Red Dog @Nashville Film Festival
Nashville Film Festival coverage via Jason Sparks, Our Man in Nashville
Among people who know and take seriously modern country music, the name Luke Dick will already be familiar; he’s a songwriter who has composed tunes for Deirks Bentley, Eric Church, Miranda Lambert, and Kacey Musgraves. What those same people probably don’t know is that Luke’s childhood gave him incredible country songwriter bonafides—he grew up in and around The Red Dog, which is (I’m assuming most of you won’t have cause to know this; I didn’t) Oklahoma City’s best-known strip club. His mother was a dancer there, and that sets up the premise of Luke’s directorial debut, Red Dog, in which he interviews his mother, her friends from the club, and various old boyfriends to get some clarity about why he grew up as he did.
Now, maybe, I should be honest here for a moment. The day I saw Red Dog, I was scheduled to see a total of five films, and I missed the first two. Not wanting to have fewer reviews to submit, and having just been thoroughly depressed by Only, I sought out an extra film to review. Red Dog, as fate would have it, started and ended at just the right times to fit in neatly between Only and my next scheduled film. Also, to be very honest, I saw that this was a documentary about a strip club and…let’s just say I assumed it would be less depressing than Only, for, um, reasons.
I was correct, in a way; there is nudity, most of it in comic animation rendered by co-director Casey Pierce (to illustrate the many anecdotes told by the ex-strippers), some of it in the form of Polaroids of the girls taken in the 70s and 80s. What’s actually non-depressing about the film, however, is the presence therein of Kim Kassen—Luke’s mother. He wasn’t sure how forthcoming Kim would be about her wild past; he needn’t have worried. In Act I of Kim Kassen’s life—recounted here by Kassen, her friends, and animation—she was a teenage girl, a single mother, and a drug addict in desperate need of a job. At about the same time she wore all those labels, Oklahoma City was a town in the throes of an oil boom. For whatever the reason—I suppose it’s to do with the machismo inherent to oil wildcatters, or some such—oil booms tend to mean good business for strip clubs. In OKC, the club to reap the whirlwind was Red Dog, and Kim, fake ID in hand, showed up at the right time, and stayed for several years.
Now, in Act III, Kim Kassen is a chain-smoking “broad” (in the positive connotations of that term) who curses like a sailor, laughs at her own stories, and tells said stories with an honest mixture of gallows humor and nostalgia.
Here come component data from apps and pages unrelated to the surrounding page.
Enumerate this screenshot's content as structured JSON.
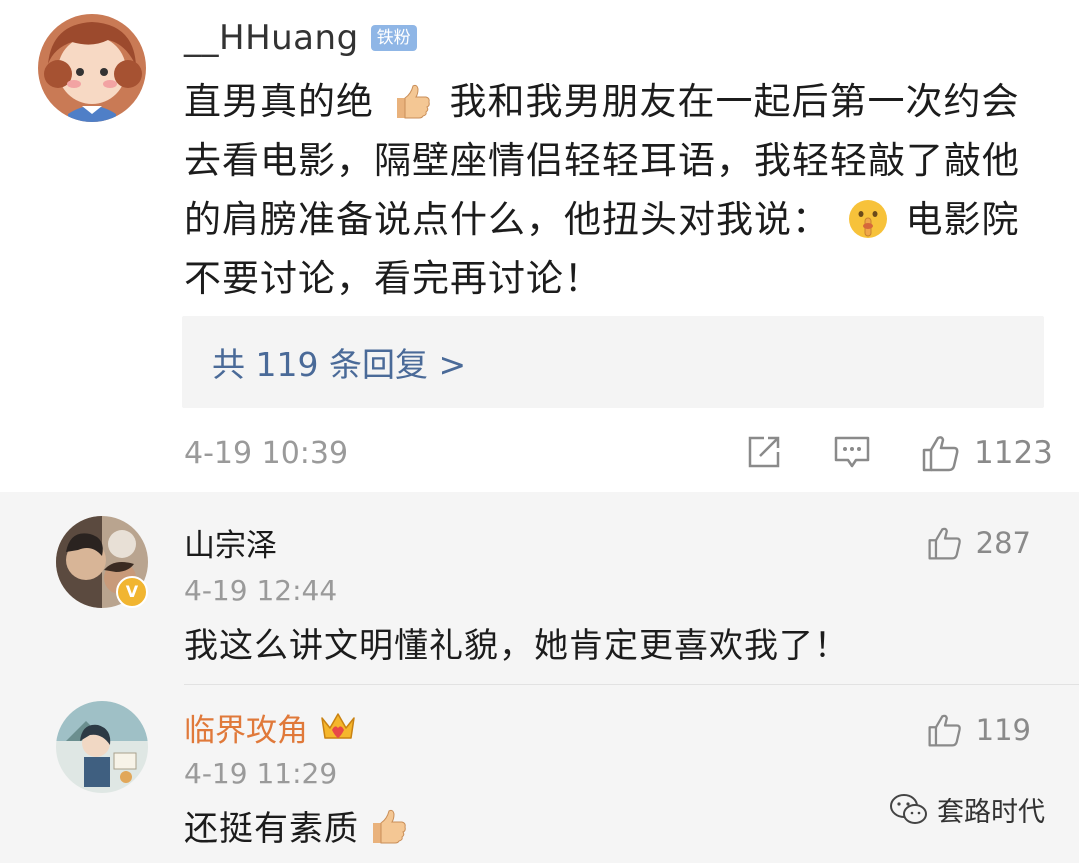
{
  "main_comment": {
    "username": "__HHuang",
    "fan_badge": "铁粉",
    "text_part1": "直男真的绝",
    "text_part2": "我和我男朋友在一起后第一次约会去看电影，隔壁座情侣轻轻耳语，我轻轻敲了敲他的肩膀准备说点什么，他扭头对我说：",
    "text_part3": "电影院不要讨论，看完再讨论！",
    "emoji1": "thumbs-up-icon",
    "emoji2": "shushing-face-icon",
    "reply_link": "共 119 条回复 >",
    "timestamp": "4-19 10:39",
    "like_count": "1123"
  },
  "replies": [
    {
      "name": "山宗泽",
      "time": "4-19 12:44",
      "text": "我这么讲文明懂礼貌，她肯定更喜欢我了！",
      "likes": "287",
      "name_color": "#333333",
      "badge": "V"
    },
    {
      "name": "临界攻角",
      "time": "4-19 11:29",
      "text": "还挺有素质",
      "likes": "119",
      "name_color": "#e0793a",
      "badge": "crown-icon"
    }
  ],
  "watermark": "套路时代",
  "colors": {
    "link": "#4a6a98",
    "fan_badge": "#8fb6e6",
    "orange_name": "#e0793a"
  }
}
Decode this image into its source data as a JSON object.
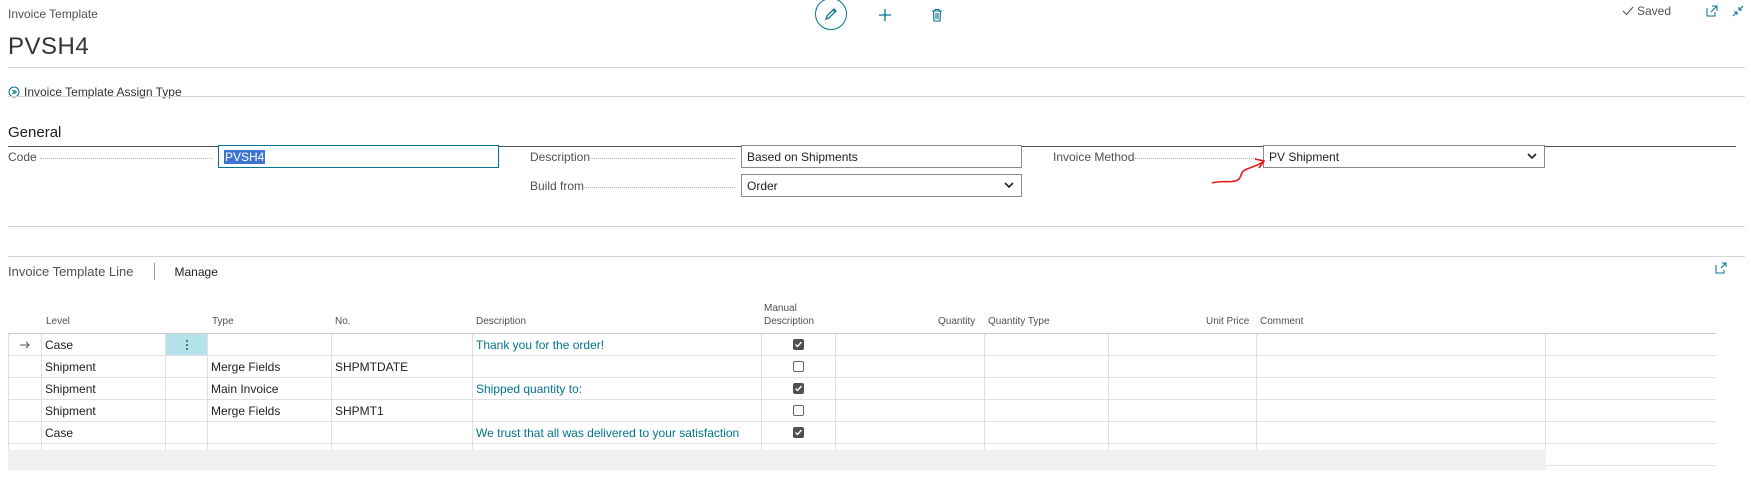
{
  "header": {
    "caption": "Invoice Template",
    "title": "PVSH4",
    "saved_label": "Saved"
  },
  "toolbar": {
    "edit_icon": "pencil-icon",
    "new_icon": "plus-icon",
    "delete_icon": "trash-icon"
  },
  "actions": {
    "assign_type": "Invoice Template Assign Type"
  },
  "general": {
    "title": "General",
    "code_label": "Code",
    "code_value": "PVSH4",
    "description_label": "Description",
    "description_value": "Based on Shipments",
    "build_from_label": "Build from",
    "build_from_value": "Order",
    "invoice_method_label": "Invoice Method",
    "invoice_method_value": "PV Shipment"
  },
  "lines": {
    "title": "Invoice Template Line",
    "manage_label": "Manage",
    "columns": {
      "level": "Level",
      "type": "Type",
      "no": "No.",
      "description": "Description",
      "manual_description_1": "Manual",
      "manual_description_2": "Description",
      "quantity": "Quantity",
      "quantity_type": "Quantity Type",
      "unit_price": "Unit Price",
      "comment": "Comment"
    },
    "rows": [
      {
        "level": "Case",
        "type": "",
        "no": "",
        "description": "Thank you for the order!",
        "manual": true
      },
      {
        "level": "Shipment",
        "type": "Merge Fields",
        "no": "SHPMTDATE",
        "description": "",
        "manual": false
      },
      {
        "level": "Shipment",
        "type": "Main Invoice",
        "no": "",
        "description": "Shipped quantity to:",
        "manual": true
      },
      {
        "level": "Shipment",
        "type": "Merge Fields",
        "no": "SHPMT1",
        "description": "",
        "manual": false
      },
      {
        "level": "Case",
        "type": "",
        "no": "",
        "description": "We trust that all was delivered to your satisfaction",
        "manual": true
      }
    ]
  },
  "colors": {
    "accent": "#00748f",
    "annotation": "#e8191a"
  }
}
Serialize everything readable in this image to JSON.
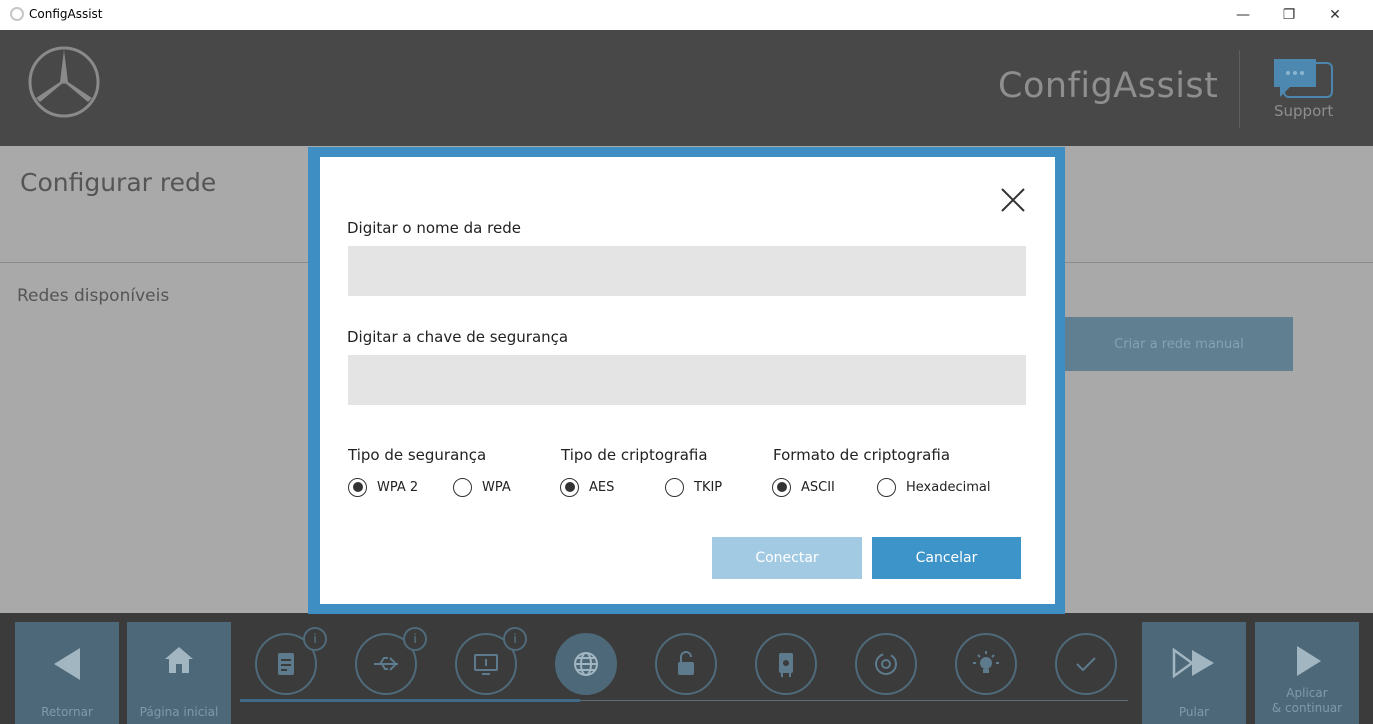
{
  "window": {
    "title": "ConfigAssist",
    "minimize_glyph": "—",
    "maximize_glyph": "❐",
    "close_glyph": "✕"
  },
  "header": {
    "brand": "ConfigAssist",
    "support_label": "Support",
    "logo_icon": "mercedes-star-icon",
    "support_icon": "chat-bubble-icon"
  },
  "page": {
    "title": "Configurar rede",
    "networks_label": "Redes disponíveis",
    "manual_network_button": "Criar a rede manual"
  },
  "dialog": {
    "network_name_label": "Digitar o nome da rede",
    "network_name_value": "",
    "security_key_label": "Digitar a chave de segurança",
    "security_key_value": "",
    "security_type": {
      "label": "Tipo de segurança",
      "options": [
        "WPA 2",
        "WPA"
      ],
      "selected": "WPA 2"
    },
    "encryption_type": {
      "label": "Tipo de criptografia",
      "options": [
        "AES",
        "TKIP"
      ],
      "selected": "AES"
    },
    "encryption_format": {
      "label": "Formato de criptografia",
      "options": [
        "ASCII",
        "Hexadecimal"
      ],
      "selected": "ASCII"
    },
    "connect_button": "Conectar",
    "cancel_button": "Cancelar"
  },
  "bottom_nav": {
    "back": "Retornar",
    "home": "Página inicial",
    "skip": "Pular",
    "apply_line1": "Aplicar",
    "apply_line2": "& continuar",
    "info_glyph": "i",
    "steps": [
      "checklist-icon",
      "usb-icon",
      "monitor-icon",
      "globe-icon",
      "unlock-icon",
      "certificate-icon",
      "sync-icon",
      "lightbulb-icon",
      "checkmark-icon"
    ],
    "active_step": "globe-icon"
  },
  "colors": {
    "header_bg": "#484848",
    "page_bg": "#a9a9a9",
    "modal_frame": "#3e8ec3",
    "primary_button": "#3d94c8",
    "disabled_button": "#a3cae3",
    "nav_bg": "#3b3b3b",
    "nav_button": "#4d6878"
  }
}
They’re stories about strippers and drugs, so they aren’t clean, but they are rollicking; one particularly memorable tale reveals that, for reasons to complex and filthy to go into here, Kim may have inadvertently invented the concept of “va-jazzling” 20 years ahead of its official introduction. (No, I’m not going to provide a link to anything. Use your own search engine. At home. When everyone else is asleep.) Her fellow former strippers, and their various boyfriends and husbands and ex-husbands, are equally blunt about their collective past, and they’re equally potent storytellers. A multi-person reminiscence about a girl from the club who is not in the film, nor could be due to unfortunate life-choices, is as hilarious and lurid as it is heartbreaking, and it’s a surprise to be moved by a story about someone who went by the name “Nasty Cathy.”
Luke Dick does not re-invent the documentary here; the techniques used are the ones we are all familiar with—talking heads, found footage, old photographs (ahem); the animated illustrations for the stories are novel, but they couldn’t become a universal element of documentary. What really carries this film, as is often the case with good docs, is the subjects themselves, being frank and real about their sordid pasts. In a Q&A afterward, Luke spoke about the time invested in shooting the film; the more footage he shot, the more accustomed Kassen and company grew to sharing about their lives, and, as such, the stories came more naturally and honestly. A good documentary gives its viewer a window into a world that viewer doesn’t know, and probably misreads—this doc tells us that a group of folks we might write off as “rough trade” and all the rest are just as human as anyone else, doing what they can do, surviving as they must. My motivations for seeing the film were partially—partially, I swear—lurid, but I left the theatre seeing ex-strippers as full, rich human beings. I say that not to celebrate my own (as the kids say) wokeness, but to celebrate Luke Dick’s successful effort at filmmaking.